"You might want to wipe that out altogether," I retorted.

"Huh. Hadn't thought about that."

She told me about Mr. Reyes, and what an asshole he was, and asked me about my notebook.
She said she wrote in her journal sometimes, after her weekly meetings. She had been addicted to crack, and was celebrating her second clean month.

We talked for quite awhile and she told me her name; regrettably, I cannot remember it, and I failed to record it, having tucked away my notebook out of respect for our conversation. I tried to convince her that she didn't need Mr. Reyes, she didn't need anyone, except for "what's in here" (Mel pounds her chest), and "you've got it. You've got that fire in you. I can see it."

I hope she believed me. After she left, a couple walked in and took her place at the bar: lovely, sweet Carina (a fellow blogger) and her friend Sean.

Carina graciously shared a Djarum with me, and I mentioned my plan to visit Snoqualmie Falls. She recommended Issaquah's Tiger Mountain instead. And so begins day two...


Carrie said...

"chryst". well played.

carina ziegler said...

MEL! Thank you for being in touch...I love your blog:) I WILL be delighted...:) Oh, side note...Sean is not in fact my BF...actually I only met less than an hour prior to meeting you at 5 Point!:)

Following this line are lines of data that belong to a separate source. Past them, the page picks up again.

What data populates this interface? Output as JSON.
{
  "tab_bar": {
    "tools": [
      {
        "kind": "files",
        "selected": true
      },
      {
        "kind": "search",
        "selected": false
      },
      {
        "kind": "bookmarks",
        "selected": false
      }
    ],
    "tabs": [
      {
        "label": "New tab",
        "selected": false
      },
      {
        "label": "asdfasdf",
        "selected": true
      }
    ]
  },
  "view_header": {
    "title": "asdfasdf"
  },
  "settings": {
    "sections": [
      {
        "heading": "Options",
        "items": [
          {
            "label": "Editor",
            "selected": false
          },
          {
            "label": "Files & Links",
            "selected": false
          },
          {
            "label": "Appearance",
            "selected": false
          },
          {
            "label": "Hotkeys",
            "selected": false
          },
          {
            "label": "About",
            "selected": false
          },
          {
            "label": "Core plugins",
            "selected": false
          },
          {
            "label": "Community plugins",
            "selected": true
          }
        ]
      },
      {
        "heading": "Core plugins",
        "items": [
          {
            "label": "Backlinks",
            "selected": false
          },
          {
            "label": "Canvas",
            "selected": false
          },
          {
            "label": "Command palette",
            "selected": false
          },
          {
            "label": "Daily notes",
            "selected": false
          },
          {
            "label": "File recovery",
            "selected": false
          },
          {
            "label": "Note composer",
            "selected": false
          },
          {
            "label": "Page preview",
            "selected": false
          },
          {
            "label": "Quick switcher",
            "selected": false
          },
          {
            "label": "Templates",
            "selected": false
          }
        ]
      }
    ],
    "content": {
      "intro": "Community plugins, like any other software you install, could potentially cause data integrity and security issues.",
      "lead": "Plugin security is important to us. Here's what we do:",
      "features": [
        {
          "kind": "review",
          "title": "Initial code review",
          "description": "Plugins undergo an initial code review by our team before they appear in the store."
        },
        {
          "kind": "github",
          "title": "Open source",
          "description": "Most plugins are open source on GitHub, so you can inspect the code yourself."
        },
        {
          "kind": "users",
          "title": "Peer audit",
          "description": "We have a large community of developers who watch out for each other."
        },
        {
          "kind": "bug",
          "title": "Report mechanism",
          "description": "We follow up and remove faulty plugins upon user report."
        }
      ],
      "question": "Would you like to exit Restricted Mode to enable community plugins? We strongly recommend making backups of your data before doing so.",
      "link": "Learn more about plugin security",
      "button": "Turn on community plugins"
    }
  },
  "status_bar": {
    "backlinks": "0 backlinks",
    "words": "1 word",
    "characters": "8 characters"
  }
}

YOur Tiger Mountain photographs are AMAZING! I'm so glad that you liked...

Mel said...

Whoops! Sorry about that! I changed his title :-p